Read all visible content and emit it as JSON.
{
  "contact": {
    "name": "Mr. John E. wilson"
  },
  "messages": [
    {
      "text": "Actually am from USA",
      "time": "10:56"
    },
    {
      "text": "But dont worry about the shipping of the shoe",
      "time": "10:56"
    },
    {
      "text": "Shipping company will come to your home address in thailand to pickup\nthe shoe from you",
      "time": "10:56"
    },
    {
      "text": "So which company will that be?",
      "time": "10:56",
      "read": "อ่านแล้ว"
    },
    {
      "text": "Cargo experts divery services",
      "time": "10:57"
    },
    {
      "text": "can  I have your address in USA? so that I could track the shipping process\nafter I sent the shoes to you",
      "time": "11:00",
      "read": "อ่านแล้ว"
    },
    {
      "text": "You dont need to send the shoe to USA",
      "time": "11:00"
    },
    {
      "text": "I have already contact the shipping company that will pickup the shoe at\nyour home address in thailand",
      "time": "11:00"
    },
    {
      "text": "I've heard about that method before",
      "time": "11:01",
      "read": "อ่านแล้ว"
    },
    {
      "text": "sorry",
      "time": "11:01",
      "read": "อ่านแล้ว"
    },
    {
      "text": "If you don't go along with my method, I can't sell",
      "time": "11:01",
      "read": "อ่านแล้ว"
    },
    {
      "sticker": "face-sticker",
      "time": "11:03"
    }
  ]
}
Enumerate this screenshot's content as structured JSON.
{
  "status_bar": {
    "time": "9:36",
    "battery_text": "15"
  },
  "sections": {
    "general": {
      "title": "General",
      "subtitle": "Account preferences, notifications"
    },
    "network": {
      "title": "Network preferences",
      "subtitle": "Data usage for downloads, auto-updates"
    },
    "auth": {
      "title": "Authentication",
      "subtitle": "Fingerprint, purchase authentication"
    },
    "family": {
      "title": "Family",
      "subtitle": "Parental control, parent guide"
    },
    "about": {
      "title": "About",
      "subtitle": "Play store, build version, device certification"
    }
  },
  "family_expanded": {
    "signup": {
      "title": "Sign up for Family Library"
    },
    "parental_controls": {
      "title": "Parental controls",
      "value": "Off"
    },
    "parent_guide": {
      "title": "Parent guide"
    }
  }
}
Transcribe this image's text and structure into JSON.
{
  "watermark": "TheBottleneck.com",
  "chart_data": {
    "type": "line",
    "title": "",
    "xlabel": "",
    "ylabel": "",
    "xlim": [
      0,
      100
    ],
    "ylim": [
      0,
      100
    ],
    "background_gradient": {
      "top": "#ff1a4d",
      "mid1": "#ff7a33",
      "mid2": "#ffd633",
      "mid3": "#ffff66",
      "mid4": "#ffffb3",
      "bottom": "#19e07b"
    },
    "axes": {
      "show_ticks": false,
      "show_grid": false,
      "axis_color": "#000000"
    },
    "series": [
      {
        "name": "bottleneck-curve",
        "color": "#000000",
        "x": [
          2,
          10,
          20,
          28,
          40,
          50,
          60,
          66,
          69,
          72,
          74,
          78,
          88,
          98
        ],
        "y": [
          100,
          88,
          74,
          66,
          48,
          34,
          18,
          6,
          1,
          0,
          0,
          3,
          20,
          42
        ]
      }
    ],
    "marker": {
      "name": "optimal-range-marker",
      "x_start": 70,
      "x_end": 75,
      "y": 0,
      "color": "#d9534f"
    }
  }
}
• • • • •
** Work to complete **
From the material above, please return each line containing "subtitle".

** Task answer **
      "subtitle": "Account preferences, notifications"
      "subtitle": "Data usage for downloads, auto-updates"
      "subtitle": "Fingerprint, purchase authentication"
      "subtitle": "Parental control, parent guide"
      "subtitle": "Play store, build version, device certification"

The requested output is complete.